EXERCISE INSTRUCTIONS:
Where the string "What" occurs in a line of the entries below, copy that line.
[THE DATA Boundary: Start]
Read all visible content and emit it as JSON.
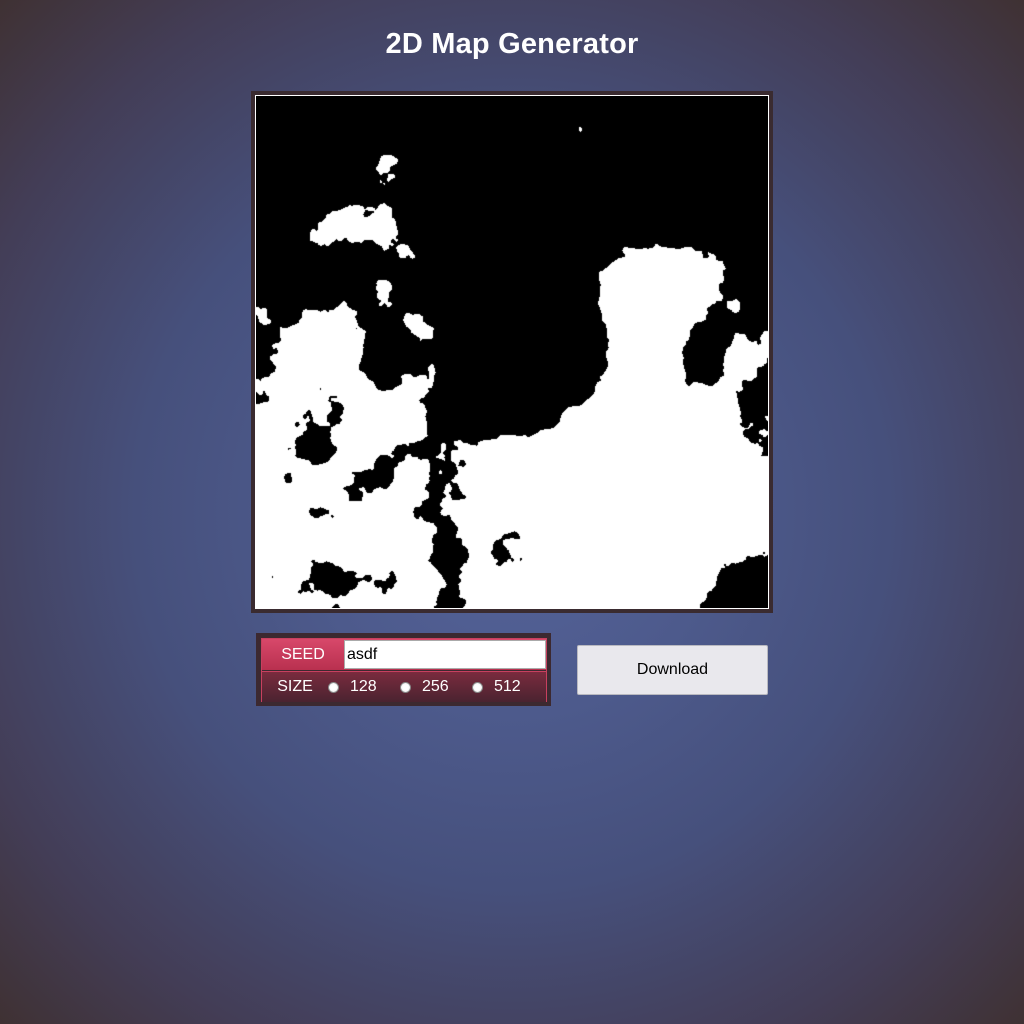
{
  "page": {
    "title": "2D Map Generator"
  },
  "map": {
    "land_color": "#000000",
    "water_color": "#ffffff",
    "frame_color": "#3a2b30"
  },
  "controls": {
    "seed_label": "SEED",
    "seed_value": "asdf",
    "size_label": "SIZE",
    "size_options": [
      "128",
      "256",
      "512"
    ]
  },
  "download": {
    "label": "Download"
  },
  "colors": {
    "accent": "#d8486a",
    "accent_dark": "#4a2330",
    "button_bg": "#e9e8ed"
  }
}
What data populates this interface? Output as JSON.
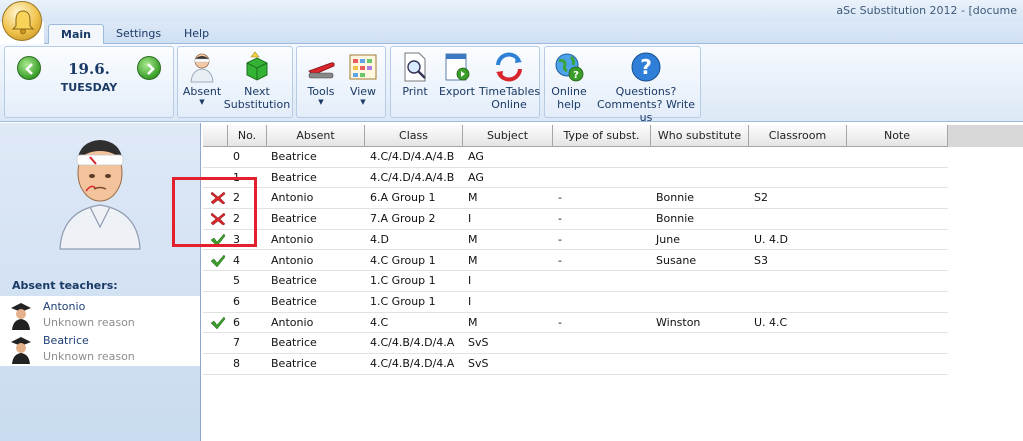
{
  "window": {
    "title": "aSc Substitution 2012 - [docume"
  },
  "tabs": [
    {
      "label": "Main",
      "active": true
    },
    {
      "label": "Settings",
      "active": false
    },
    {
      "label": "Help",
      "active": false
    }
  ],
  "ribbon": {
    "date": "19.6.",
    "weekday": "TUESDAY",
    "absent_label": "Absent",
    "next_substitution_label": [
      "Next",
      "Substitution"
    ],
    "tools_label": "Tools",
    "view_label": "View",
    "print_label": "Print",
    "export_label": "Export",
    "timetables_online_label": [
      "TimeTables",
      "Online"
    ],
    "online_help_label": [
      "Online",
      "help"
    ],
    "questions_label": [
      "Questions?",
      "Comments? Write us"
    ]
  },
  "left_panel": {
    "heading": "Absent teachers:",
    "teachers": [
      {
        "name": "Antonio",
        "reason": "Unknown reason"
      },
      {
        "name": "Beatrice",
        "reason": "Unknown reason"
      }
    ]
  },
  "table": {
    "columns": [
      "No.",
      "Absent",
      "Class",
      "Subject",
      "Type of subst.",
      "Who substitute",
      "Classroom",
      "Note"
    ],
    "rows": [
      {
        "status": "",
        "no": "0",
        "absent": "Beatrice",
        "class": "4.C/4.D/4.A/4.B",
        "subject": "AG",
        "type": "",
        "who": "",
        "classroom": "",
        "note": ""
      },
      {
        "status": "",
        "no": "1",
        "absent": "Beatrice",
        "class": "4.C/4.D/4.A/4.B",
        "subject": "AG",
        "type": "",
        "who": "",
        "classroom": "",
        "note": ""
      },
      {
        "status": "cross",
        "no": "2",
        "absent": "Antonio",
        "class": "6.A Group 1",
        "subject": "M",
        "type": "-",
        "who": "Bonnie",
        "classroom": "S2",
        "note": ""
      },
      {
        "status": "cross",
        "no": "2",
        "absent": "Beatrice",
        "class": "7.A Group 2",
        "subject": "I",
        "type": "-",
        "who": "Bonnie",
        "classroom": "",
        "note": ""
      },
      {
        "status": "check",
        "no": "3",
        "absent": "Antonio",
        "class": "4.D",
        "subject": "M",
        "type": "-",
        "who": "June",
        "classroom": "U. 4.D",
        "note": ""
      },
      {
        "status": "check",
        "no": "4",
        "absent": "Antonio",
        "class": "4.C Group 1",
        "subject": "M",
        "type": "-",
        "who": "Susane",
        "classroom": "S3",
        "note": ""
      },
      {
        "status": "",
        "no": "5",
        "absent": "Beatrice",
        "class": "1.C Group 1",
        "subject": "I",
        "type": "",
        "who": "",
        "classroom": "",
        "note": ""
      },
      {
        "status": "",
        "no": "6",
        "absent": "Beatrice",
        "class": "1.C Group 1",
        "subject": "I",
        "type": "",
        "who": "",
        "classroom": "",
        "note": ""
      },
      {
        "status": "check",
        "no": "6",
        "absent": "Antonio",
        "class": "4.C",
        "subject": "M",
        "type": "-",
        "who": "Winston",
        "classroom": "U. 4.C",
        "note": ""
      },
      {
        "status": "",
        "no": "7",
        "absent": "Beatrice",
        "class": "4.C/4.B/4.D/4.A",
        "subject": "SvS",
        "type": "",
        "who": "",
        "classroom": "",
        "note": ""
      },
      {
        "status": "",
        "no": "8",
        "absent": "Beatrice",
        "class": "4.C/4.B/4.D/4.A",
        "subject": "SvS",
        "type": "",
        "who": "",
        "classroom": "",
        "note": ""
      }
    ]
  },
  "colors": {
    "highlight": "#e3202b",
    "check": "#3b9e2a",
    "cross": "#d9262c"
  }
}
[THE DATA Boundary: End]
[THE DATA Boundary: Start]
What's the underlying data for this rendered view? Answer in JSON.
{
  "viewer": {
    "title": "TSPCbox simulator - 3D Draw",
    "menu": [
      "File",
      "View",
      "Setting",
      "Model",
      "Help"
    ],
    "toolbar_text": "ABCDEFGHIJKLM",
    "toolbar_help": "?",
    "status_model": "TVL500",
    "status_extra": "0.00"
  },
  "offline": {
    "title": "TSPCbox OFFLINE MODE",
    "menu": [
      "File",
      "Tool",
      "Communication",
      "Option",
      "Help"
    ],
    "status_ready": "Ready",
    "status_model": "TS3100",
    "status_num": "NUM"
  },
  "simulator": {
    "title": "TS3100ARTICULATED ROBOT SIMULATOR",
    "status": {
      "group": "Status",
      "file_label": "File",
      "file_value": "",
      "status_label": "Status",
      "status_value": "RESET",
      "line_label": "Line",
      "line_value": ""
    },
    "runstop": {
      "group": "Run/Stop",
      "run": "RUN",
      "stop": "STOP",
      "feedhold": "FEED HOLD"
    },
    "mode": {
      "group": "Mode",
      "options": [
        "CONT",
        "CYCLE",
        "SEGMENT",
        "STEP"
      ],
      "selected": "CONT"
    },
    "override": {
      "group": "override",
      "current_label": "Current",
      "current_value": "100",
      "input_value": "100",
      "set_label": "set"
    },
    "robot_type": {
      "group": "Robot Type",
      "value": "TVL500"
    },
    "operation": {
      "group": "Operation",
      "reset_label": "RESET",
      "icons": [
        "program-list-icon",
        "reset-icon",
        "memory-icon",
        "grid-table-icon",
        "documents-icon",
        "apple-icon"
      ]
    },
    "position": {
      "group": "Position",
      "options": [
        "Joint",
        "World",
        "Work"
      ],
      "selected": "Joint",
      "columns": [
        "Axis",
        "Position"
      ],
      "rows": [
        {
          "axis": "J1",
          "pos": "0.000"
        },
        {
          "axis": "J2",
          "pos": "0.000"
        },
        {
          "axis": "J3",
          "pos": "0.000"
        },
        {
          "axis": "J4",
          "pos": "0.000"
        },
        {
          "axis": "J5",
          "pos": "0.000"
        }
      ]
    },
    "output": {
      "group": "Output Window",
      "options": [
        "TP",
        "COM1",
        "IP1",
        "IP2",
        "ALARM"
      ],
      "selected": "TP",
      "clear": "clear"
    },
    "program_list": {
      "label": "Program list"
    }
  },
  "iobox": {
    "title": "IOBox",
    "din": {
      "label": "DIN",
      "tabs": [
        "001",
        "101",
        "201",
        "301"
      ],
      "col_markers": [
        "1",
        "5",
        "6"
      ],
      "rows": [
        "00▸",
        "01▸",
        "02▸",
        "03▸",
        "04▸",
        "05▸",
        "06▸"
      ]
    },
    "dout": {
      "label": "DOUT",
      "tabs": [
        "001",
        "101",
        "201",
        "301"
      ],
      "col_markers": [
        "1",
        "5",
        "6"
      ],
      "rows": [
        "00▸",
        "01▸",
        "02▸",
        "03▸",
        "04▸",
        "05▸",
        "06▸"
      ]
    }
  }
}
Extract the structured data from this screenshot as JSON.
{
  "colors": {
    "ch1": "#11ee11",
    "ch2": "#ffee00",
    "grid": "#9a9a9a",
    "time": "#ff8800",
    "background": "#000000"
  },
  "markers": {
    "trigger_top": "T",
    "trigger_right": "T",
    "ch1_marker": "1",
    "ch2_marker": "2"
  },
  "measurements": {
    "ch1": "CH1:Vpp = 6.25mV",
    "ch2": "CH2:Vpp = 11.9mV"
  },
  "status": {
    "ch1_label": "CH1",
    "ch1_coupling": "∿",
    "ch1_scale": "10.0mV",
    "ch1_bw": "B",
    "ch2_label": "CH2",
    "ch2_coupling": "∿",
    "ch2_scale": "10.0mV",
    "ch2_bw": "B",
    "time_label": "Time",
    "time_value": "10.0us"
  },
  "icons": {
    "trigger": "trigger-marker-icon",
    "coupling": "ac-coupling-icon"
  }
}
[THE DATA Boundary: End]
THE ANSWER:
What data populates this interface? Output as JSON.
What's the underlying data for this rendered view? Answer in JSON.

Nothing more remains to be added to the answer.